“The Court has both serious and substantial doubt about the entirety of Samantha’s claims, but does believe something improper happened to her and that David was involved,” the court wrote. “Likewise, the court has serious and substantial doubts about David’s complete innocence.”
In the state’s only other successful compensation claim, Mark Leckington, of Scott County, proved he didn’t have control of a 13-year-old boy who suffered alcohol poisoning in 2003.
“While the state claimed defendant undertook charge of the victim when he and his wife left victim at their home without adult supervision after picking victim up at a friend’s place after he became heavily intoxicated, defendant had little involvement in decision,” the court wrote in a 2006 ruling.
Leckington received $19,875 in compensation and $9,930 for legal fees.
Iowa’s compensation on the low end
Iowa law provides $50 for each day a wrongfully-imprisoned person was in jail or prison, lost wages up to $25,000 a year and legal fees. The daily compensation adds up to $18,250 for a year.
This pay is toward the bottom of 30 states that offer such deals, according to the Innocence Project.
“Texas has the best law in the country,” said Rebecca Brown, the organization’s director of state policy reform.

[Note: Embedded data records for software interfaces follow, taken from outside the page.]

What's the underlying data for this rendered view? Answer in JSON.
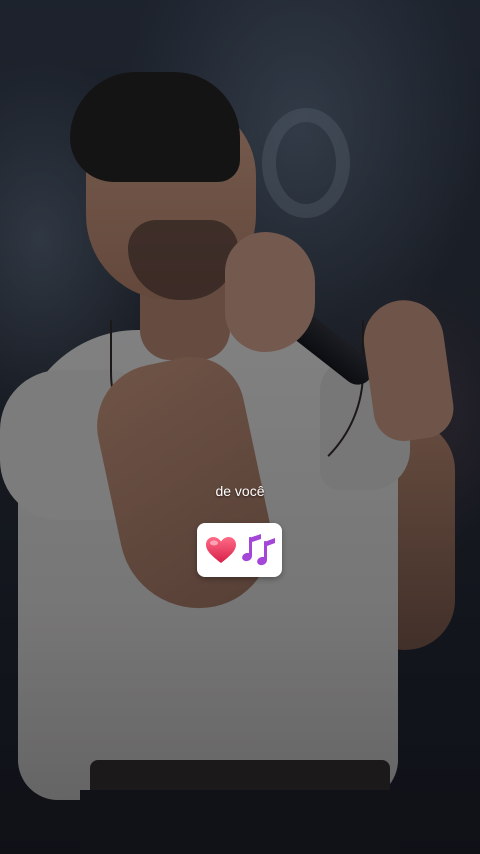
{
  "caption": {
    "text": "de você"
  },
  "sticker": {
    "icons": [
      "heart-icon",
      "music-notes-icon"
    ],
    "heart_color": "#e8365a",
    "notes_color": "#a446d8"
  }
}
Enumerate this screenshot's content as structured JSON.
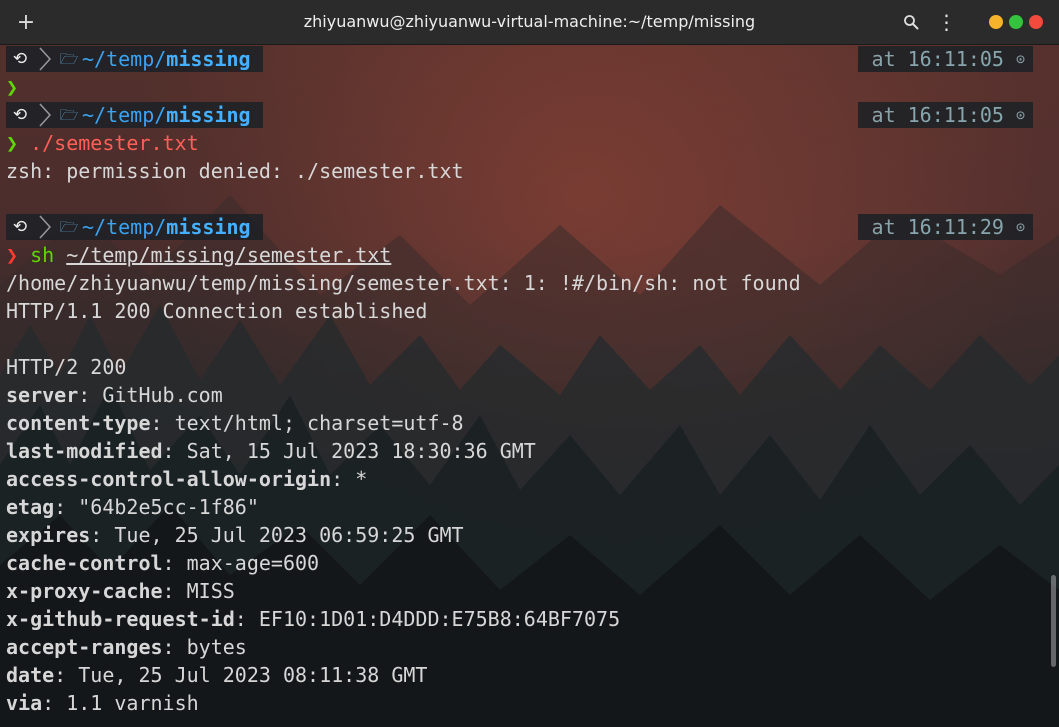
{
  "window": {
    "title": "zhiyuanwu@zhiyuanwu-virtual-machine:~/temp/missing",
    "new_tab_glyph": "+",
    "menu_glyph": "⋮",
    "controls": [
      "minimize",
      "maximize",
      "close"
    ],
    "colors": {
      "minimize": "#f5b32c",
      "maximize": "#35c33f",
      "close": "#f24a3d"
    }
  },
  "prompt": {
    "path_prefix": "~/temp/",
    "path_dir": "missing",
    "at_label": "at"
  },
  "session": [
    {
      "type": "prompt",
      "time": "16:11:05"
    },
    {
      "type": "status",
      "arrow": "❯"
    },
    {
      "type": "prompt",
      "time": "16:11:05"
    },
    {
      "type": "cmd",
      "arrow": "❯",
      "text": "./semester.txt"
    },
    {
      "type": "output",
      "text": "zsh: permission denied: ./semester.txt"
    },
    {
      "type": "blank"
    },
    {
      "type": "prompt",
      "time": "16:11:29"
    },
    {
      "type": "cmd2",
      "arrow": "❯",
      "prog": "sh",
      "arg": "~/temp/missing/semester.txt"
    },
    {
      "type": "output",
      "text": "/home/zhiyuanwu/temp/missing/semester.txt: 1: !#/bin/sh: not found"
    },
    {
      "type": "output",
      "text": "HTTP/1.1 200 Connection established"
    },
    {
      "type": "blank"
    },
    {
      "type": "output",
      "text": "HTTP/2 200"
    },
    {
      "type": "header",
      "key": "server",
      "value": "GitHub.com"
    },
    {
      "type": "header",
      "key": "content-type",
      "value": "text/html; charset=utf-8"
    },
    {
      "type": "header",
      "key": "last-modified",
      "value": "Sat, 15 Jul 2023 18:30:36 GMT"
    },
    {
      "type": "header",
      "key": "access-control-allow-origin",
      "value": "*"
    },
    {
      "type": "header",
      "key": "etag",
      "value": "\"64b2e5cc-1f86\""
    },
    {
      "type": "header",
      "key": "expires",
      "value": "Tue, 25 Jul 2023 06:59:25 GMT"
    },
    {
      "type": "header",
      "key": "cache-control",
      "value": "max-age=600"
    },
    {
      "type": "header",
      "key": "x-proxy-cache",
      "value": "MISS"
    },
    {
      "type": "header",
      "key": "x-github-request-id",
      "value": "EF10:1D01:D4DDD:E75B8:64BF7075"
    },
    {
      "type": "header",
      "key": "accept-ranges",
      "value": "bytes"
    },
    {
      "type": "header",
      "key": "date",
      "value": "Tue, 25 Jul 2023 08:11:38 GMT"
    },
    {
      "type": "header",
      "key": "via",
      "value": "1.1 varnish"
    }
  ]
}
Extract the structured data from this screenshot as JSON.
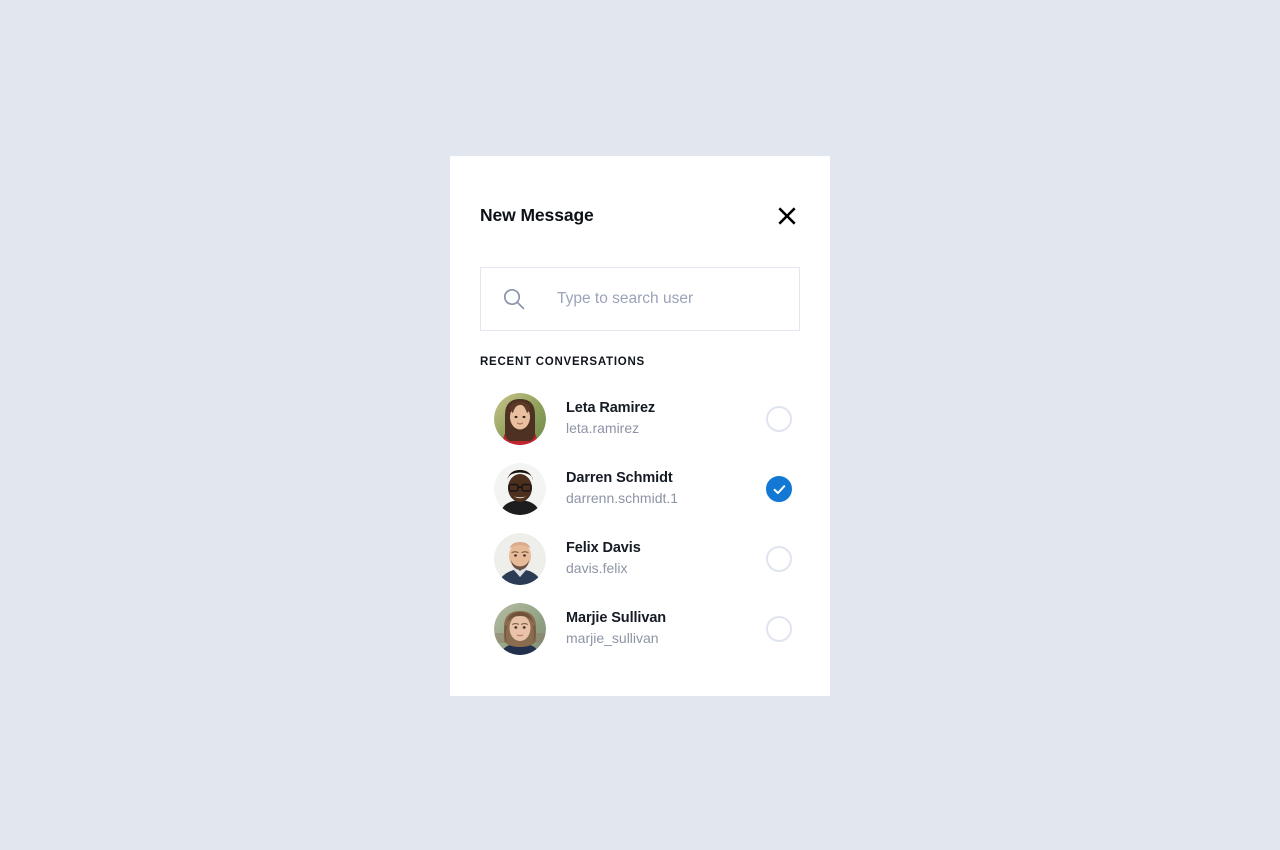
{
  "page": {
    "background_color": "#e2e6ee"
  },
  "modal": {
    "title": "New Message",
    "close_icon": "close-x-icon",
    "surface_color": "#ffffff"
  },
  "search": {
    "icon": "search-icon",
    "value": "",
    "placeholder": "Type to search user",
    "border_color": "#e3e8f0"
  },
  "list": {
    "section_label": "RECENT CONVERSATIONS",
    "selected_color": "#1278d4",
    "unselected_ring_color": "#dfe4ee",
    "users": [
      {
        "name": "Leta Ramirez",
        "handle": "leta.ramirez",
        "selected": false,
        "avatar_name": "avatar-leta-ramirez"
      },
      {
        "name": "Darren Schmidt",
        "handle": "darrenn.schmidt.1",
        "selected": true,
        "avatar_name": "avatar-darren-schmidt"
      },
      {
        "name": "Felix Davis",
        "handle": "davis.felix",
        "selected": false,
        "avatar_name": "avatar-felix-davis"
      },
      {
        "name": "Marjie Sullivan",
        "handle": "marjie_sullivan",
        "selected": false,
        "avatar_name": "avatar-marjie-sullivan"
      }
    ]
  }
}
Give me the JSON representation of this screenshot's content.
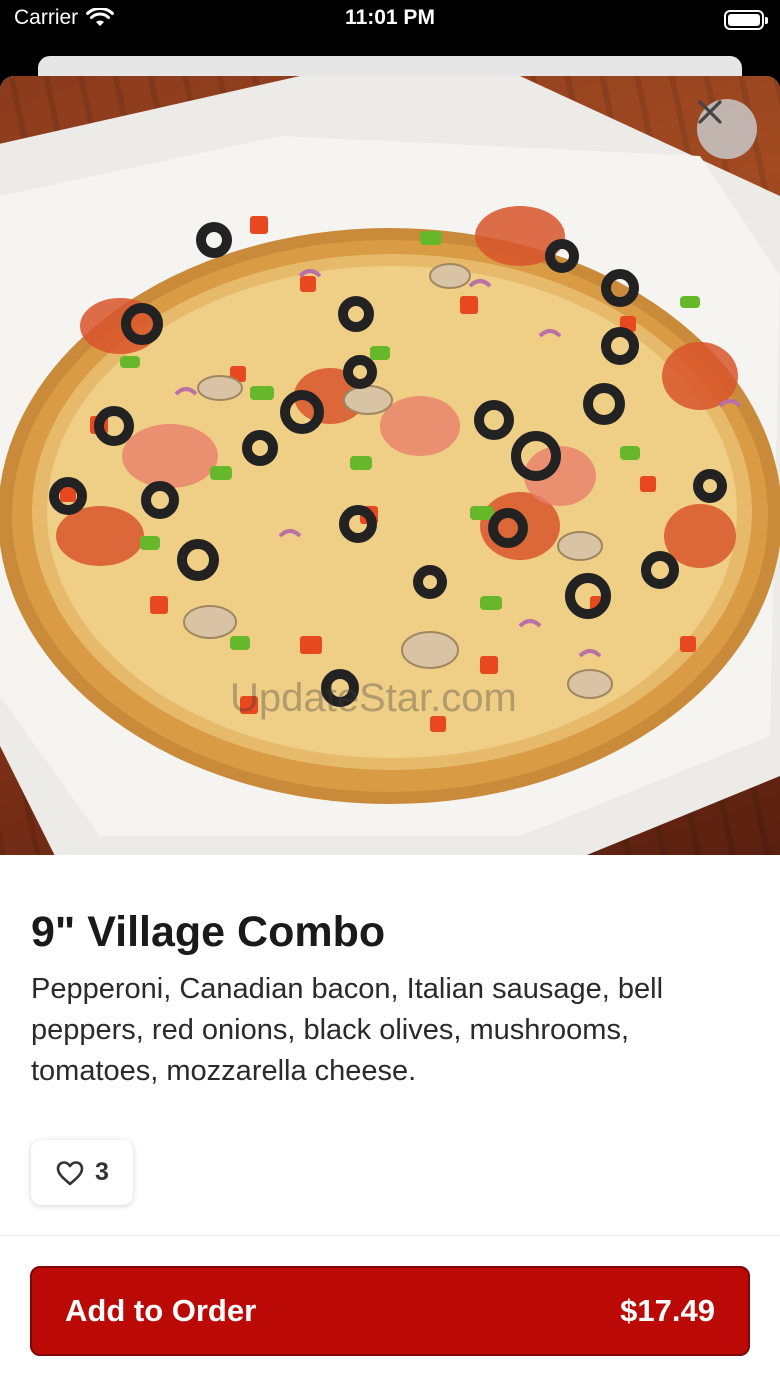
{
  "status_bar": {
    "carrier": "Carrier",
    "time": "11:01 PM"
  },
  "item": {
    "title": "9\" Village Combo",
    "description": "Pepperoni, Canadian bacon, Italian sausage, bell peppers, red onions, black olives, mushrooms, tomatoes, mozzarella cheese.",
    "image_alt": "pizza-photo"
  },
  "like": {
    "count": "3",
    "icon": "heart-outline-icon"
  },
  "order_button": {
    "label": "Add to Order",
    "price": "$17.49"
  },
  "colors": {
    "accent": "#bb0a06",
    "accent_border": "#7e0604",
    "text": "#1a1a1a"
  }
}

Texas provides people who were wrongfully imprisoned $80,000 for each year they were locked up, as well as $25,000 for each year on parole or the sex offender registry. Wrongfully-imprisoned Texans also receive medical care and college tuition.
New Hampshire, on the other hand, pays a maximum $20,000, no matter how long someone spends in prison. Twenty-one states provide no compensation for wrongful convictions.
The federal government allows $100,000 a year for plaintiffs on death row and $50,000 a year for others.
“We recommend, at minimum, that it be $50,000 a year, with adjustments based on inflation,” Brown said of state policies.
Providing social services to the wrongfully convicted is vital, she said, because men and women often come out of prison with nothing. Unlike parolees who are eligible for support services and job training, someone who is exonerated may not receive those benefits.
“The wrongfully convicted are in a no-man’s land,” Brown added.
LaMarca lost track of his client, Terry Cox, years ago. Every once in a while, a new client mentions he got LaMarca’s name from Cox. But LaMarca believes the compensation for wrongful conviction should be higher in Iowa.
“It’s not just the loss of your freedom,” he said. “It’s also the mental rage of knowing you don’t belong there.”